(Stored entries)
--- --- ---

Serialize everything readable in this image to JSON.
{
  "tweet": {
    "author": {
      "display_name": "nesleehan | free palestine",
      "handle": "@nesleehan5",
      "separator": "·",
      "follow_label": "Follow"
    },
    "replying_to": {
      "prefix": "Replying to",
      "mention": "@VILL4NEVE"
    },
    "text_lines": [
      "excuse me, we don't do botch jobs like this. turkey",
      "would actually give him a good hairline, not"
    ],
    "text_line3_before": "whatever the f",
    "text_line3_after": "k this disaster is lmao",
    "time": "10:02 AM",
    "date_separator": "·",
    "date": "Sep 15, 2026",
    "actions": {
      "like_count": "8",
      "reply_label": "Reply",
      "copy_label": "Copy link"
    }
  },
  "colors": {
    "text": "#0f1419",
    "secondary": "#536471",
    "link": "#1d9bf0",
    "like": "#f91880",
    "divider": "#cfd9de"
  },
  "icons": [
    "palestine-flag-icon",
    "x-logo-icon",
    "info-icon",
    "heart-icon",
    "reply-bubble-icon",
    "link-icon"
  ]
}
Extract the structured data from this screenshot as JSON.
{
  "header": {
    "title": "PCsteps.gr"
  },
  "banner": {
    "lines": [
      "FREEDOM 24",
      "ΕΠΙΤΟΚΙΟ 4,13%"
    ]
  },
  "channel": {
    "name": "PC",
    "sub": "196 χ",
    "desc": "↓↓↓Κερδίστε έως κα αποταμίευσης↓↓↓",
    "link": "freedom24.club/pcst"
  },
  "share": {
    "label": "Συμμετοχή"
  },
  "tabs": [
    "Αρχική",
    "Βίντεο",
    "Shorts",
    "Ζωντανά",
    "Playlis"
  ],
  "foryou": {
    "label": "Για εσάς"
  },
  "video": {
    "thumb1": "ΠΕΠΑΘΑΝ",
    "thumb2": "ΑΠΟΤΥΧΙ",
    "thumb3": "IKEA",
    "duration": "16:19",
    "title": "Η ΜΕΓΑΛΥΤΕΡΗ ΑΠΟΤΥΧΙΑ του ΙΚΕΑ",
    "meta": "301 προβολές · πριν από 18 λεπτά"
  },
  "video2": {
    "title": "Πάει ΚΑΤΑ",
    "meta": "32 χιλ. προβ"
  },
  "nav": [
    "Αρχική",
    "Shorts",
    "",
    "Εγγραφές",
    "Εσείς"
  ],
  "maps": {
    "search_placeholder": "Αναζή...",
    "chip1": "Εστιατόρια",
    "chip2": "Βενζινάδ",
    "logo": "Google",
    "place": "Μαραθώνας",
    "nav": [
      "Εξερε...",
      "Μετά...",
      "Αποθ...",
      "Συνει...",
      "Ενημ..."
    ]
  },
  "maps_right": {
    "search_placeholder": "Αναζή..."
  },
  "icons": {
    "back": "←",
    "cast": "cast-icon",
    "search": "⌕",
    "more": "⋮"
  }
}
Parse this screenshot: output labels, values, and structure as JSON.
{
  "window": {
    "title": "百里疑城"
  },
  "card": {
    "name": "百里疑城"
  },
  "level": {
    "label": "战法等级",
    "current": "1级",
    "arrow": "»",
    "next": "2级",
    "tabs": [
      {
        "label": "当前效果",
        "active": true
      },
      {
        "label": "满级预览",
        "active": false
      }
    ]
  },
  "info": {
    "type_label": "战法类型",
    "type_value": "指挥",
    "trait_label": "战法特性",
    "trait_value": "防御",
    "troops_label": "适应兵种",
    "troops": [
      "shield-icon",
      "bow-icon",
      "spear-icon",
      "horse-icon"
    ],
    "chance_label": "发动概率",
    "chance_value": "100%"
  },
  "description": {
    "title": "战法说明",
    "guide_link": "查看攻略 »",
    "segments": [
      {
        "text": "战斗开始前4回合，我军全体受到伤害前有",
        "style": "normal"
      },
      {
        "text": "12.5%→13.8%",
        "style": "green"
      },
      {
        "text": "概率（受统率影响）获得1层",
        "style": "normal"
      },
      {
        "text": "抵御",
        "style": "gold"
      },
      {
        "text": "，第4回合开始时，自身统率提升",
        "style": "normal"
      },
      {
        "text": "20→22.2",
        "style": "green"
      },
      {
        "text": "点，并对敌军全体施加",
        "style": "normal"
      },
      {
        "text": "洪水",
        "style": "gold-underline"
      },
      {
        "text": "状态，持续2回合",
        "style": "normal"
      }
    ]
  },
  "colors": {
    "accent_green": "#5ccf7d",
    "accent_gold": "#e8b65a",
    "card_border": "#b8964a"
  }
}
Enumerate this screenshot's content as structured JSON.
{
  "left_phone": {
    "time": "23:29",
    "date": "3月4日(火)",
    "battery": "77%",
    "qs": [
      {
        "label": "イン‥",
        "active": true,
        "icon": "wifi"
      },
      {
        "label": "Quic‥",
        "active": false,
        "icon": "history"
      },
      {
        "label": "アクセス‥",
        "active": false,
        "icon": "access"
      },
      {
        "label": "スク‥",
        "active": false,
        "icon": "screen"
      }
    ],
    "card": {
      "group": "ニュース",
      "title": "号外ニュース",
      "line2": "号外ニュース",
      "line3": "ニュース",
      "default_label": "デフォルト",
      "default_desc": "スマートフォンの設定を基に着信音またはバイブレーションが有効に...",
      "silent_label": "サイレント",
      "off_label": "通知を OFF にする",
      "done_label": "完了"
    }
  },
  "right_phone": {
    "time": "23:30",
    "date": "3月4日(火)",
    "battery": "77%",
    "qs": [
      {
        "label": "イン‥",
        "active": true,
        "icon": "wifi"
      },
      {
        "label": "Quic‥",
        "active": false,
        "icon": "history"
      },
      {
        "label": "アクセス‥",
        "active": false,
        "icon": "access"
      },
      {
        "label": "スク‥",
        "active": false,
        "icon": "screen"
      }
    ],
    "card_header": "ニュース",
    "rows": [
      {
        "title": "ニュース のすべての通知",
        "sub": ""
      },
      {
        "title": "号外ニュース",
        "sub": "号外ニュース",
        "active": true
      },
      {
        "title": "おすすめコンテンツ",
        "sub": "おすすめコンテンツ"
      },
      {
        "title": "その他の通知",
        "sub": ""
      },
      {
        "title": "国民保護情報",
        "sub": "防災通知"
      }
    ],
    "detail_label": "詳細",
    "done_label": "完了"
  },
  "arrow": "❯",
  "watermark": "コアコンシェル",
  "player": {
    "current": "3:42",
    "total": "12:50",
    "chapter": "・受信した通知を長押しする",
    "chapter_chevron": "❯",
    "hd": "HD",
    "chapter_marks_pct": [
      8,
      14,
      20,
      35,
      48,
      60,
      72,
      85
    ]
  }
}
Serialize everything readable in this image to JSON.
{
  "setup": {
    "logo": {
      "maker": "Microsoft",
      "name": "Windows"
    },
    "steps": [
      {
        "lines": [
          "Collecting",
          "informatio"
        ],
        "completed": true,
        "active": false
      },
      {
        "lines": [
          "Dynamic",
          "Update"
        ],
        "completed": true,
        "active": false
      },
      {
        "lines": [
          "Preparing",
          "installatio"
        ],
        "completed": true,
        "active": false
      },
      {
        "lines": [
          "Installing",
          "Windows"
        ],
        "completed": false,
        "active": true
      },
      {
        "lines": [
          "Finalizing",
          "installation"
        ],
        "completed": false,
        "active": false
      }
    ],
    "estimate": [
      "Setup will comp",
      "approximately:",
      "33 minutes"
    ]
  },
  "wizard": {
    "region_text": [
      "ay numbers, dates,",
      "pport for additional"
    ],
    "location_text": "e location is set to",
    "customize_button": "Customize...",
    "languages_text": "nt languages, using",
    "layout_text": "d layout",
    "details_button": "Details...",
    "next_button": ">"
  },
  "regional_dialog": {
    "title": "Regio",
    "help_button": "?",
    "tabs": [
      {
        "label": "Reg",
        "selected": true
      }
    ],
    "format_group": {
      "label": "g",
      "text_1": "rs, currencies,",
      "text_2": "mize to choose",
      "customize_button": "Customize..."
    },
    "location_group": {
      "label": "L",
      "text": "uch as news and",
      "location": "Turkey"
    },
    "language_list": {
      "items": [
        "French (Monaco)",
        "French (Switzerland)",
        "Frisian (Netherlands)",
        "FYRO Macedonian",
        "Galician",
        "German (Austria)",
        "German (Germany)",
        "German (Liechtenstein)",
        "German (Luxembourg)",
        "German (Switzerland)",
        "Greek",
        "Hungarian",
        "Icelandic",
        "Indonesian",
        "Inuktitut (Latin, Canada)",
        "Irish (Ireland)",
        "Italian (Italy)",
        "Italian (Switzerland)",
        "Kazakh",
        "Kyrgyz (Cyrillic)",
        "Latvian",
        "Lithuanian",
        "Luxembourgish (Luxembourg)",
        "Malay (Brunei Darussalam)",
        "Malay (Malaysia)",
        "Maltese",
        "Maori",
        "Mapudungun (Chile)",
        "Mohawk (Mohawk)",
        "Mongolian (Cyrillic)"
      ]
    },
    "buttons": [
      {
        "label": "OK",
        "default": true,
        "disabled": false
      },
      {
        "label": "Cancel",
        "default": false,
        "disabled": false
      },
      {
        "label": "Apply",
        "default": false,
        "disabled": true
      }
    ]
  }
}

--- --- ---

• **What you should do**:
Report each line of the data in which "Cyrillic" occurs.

• **Result for this exercise**:
        "Kyrgyz (Cyrillic)",
        "Mongolian (Cyrillic)"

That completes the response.